Four people were confirmed dead in Florida. They included two residents of hard-hit Sanibel Island along Florida's west coast, Sanibel city manager Dana Souza said late Thursday. Three people were reportedly killed in Cuba after the hurricane struck the island on Tuesday.
At an evening news briefing, Florida Governor Ron DeSantis acknowledged some people had perished but declined to confirm a specific figure, warning that official confirmation was still needed.
"We fully expect to have mortality from this hurricane," he said.
Some of the damage to coastal towns, including Fort Myers Beach, was "indescribable," added DeSantis, who surveyed the affected areas from the air on Thursday.
'Substantial' loss of life, says Biden
Earlier on Thursday, President Joe Biden warned Ian could prove to be the deadliest hurricane in Florida history, saying preliminary reports suggested a "substantial" loss of life.
More than 2.3 million homes and businesses remained without power on Thursday evening, according to the tracking website PowerOutage.us.
Officials in Georgia, South Carolina and North Carolina urged residents to prepare for dangerous conditions.
Charleston is particularly at risk; a city-commissioned report released in November 2020 found about 90 per cent of all residential properties were vulnerable to storm surge flooding. Parts of northeast South Carolina, near Charleston, could also experience up to 20 centimetres of rain.
WATCH | Ian's path was catastrophic and massive:
Hurricane Ian brought widespread damage and devastating flooding across Florida’s west coast while early reports suggest many people lost their lives due to the storm. Now, South Carolina and Georgia brace for Ian’s impact as the storm heads northeast.
Predicted storm surges were not as severe as those issued by the NHC when the storm was approaching Florida. Edisto Beach, S.C., a resort destination about 50 kilometres south of Charleston, was expected to see a one- to two-metre surge.
North Carolina Governor Roy Cooper urged residents to "take necessary precautions," warning of possible flooding, landslides and tornadoes.
"This storm is still dangerous," Cooper said.
Ian slammed into the barrier island of Cayo Costa off Florida's Gulf Coast on Wednesday afternoon as a Category 4 hurricane with maximum sustained winds of 241 km/h.
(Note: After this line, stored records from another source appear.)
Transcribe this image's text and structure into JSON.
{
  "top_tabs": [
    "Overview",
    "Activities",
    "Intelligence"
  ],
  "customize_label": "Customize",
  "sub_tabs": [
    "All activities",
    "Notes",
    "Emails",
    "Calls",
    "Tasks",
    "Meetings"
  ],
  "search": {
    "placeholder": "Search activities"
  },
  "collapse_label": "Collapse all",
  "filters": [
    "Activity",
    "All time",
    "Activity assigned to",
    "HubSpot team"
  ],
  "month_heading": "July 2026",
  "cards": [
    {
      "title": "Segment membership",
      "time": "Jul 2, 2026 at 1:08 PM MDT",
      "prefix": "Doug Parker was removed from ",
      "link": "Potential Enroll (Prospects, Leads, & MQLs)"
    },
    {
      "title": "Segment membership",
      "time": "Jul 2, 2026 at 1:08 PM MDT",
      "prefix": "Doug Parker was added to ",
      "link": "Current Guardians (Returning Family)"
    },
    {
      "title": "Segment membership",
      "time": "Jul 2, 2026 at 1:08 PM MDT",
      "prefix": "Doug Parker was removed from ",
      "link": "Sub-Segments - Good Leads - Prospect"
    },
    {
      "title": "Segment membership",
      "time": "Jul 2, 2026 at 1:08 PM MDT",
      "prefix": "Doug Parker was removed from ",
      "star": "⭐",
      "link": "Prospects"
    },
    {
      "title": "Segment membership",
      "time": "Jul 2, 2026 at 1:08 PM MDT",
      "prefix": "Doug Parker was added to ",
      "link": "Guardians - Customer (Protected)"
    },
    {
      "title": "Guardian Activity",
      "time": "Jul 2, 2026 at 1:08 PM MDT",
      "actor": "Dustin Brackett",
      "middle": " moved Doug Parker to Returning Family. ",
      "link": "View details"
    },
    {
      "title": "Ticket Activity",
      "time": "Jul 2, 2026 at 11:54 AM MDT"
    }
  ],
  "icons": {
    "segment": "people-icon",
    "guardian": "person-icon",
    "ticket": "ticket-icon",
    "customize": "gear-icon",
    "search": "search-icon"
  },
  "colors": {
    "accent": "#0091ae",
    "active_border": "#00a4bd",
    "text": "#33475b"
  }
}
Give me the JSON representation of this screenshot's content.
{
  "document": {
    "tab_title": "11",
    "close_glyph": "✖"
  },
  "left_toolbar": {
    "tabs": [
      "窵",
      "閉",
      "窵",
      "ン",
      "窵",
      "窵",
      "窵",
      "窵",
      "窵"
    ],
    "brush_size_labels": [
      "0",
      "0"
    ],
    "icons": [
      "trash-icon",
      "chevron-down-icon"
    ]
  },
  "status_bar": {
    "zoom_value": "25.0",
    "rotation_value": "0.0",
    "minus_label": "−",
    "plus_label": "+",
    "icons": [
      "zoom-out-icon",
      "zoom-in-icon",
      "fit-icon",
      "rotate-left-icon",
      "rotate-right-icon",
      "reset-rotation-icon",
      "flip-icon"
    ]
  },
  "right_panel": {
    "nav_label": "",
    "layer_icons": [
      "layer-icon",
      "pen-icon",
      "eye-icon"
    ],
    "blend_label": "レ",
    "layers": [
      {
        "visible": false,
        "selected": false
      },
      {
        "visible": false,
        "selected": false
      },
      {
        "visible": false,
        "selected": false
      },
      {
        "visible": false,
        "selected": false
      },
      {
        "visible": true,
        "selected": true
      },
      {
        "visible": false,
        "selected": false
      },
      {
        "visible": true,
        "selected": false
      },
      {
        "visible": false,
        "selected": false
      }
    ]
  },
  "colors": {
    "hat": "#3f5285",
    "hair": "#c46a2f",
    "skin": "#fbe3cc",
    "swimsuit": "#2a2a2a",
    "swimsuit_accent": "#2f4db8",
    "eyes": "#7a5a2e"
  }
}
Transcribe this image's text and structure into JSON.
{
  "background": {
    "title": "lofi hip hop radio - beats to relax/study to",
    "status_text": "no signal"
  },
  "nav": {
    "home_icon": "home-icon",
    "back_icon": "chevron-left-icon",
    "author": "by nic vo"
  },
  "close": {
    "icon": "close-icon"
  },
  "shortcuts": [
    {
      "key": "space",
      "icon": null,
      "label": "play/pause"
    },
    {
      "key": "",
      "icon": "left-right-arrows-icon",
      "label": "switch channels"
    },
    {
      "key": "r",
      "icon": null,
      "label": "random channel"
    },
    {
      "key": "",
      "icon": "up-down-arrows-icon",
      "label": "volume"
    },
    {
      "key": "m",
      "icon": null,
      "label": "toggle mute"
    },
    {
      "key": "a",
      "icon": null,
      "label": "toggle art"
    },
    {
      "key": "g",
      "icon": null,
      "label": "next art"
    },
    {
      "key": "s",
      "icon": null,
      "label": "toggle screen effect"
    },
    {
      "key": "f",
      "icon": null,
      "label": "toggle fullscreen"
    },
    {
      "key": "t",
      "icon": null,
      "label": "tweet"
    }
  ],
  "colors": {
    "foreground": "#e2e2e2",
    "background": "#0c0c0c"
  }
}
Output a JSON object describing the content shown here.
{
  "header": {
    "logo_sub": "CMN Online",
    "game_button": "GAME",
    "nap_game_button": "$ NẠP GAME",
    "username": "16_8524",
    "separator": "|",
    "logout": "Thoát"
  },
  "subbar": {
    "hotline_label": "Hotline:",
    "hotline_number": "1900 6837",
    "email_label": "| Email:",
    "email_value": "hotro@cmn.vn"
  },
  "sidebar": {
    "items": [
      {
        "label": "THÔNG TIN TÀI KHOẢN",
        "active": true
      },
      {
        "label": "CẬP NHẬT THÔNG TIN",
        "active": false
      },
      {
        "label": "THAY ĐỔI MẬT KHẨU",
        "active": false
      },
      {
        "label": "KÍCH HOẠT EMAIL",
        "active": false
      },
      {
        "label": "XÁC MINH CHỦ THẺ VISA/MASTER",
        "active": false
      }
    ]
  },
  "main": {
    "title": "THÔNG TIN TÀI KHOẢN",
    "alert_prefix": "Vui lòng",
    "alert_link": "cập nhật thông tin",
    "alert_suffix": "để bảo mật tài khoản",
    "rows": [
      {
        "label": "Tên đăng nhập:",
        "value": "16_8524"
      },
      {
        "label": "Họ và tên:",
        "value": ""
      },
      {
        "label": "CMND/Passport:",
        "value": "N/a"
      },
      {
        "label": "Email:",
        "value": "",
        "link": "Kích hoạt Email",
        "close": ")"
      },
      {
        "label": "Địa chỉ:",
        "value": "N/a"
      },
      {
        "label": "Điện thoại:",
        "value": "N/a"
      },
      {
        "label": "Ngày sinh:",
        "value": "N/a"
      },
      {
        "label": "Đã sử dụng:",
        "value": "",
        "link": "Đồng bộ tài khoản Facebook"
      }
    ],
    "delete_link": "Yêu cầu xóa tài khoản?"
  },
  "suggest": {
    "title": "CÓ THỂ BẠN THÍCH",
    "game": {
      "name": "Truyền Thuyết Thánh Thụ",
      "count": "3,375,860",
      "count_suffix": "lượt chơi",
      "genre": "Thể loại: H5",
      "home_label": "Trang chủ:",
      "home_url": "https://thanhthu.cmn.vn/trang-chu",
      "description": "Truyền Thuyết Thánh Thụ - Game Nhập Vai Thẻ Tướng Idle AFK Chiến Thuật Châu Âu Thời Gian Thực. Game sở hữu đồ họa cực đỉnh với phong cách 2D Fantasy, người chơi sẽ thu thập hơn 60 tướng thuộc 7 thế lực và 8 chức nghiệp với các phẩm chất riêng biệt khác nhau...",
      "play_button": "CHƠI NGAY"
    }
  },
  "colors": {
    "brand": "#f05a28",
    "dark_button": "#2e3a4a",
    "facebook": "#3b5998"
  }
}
There had been more than 700 confirmed rescues in Florida's Lee and Charlotte counties, two of the hardest-hit areas, DeSantis said. Most schools will reopen on Friday or Monday.
In the coming days, river flooding in central Florida could reach record levels as the torrential downpours that accompanied Ian drain into major waterways, the NHC said.
Sanibel Island, a popular vacation destination on the Gulf Coast, was hit hard, and the only bridge leading to the island was impassable, forcing rescue teams to use helicopters and boats to reach residents in need.
In Punta Gorda, directly in the hurricane's path, trees, debris and power lines covered roadways, though many buildings withstood the storm's onslaught better than feared.
Brenda Siettas, 62, a paraprofessional who works with students, was in the city in 2004 when Hurricane Charley blasted much of her neighbourhood away. Buildings constructed since then are more able to survive high winds, she said.
"They definitely built back much better since Charley," she said. "Back then I stayed here for two weeks: no power, no water, no sewer."
Biden, who spoke to DeSantis on Thursday, said he would travel to Florida when conditions allow. Federal Emergency Management Agency Director Deanne Criswell will be in Florida on Friday.
with files from The Associated Press
Credit belongs to : www.cbc.ca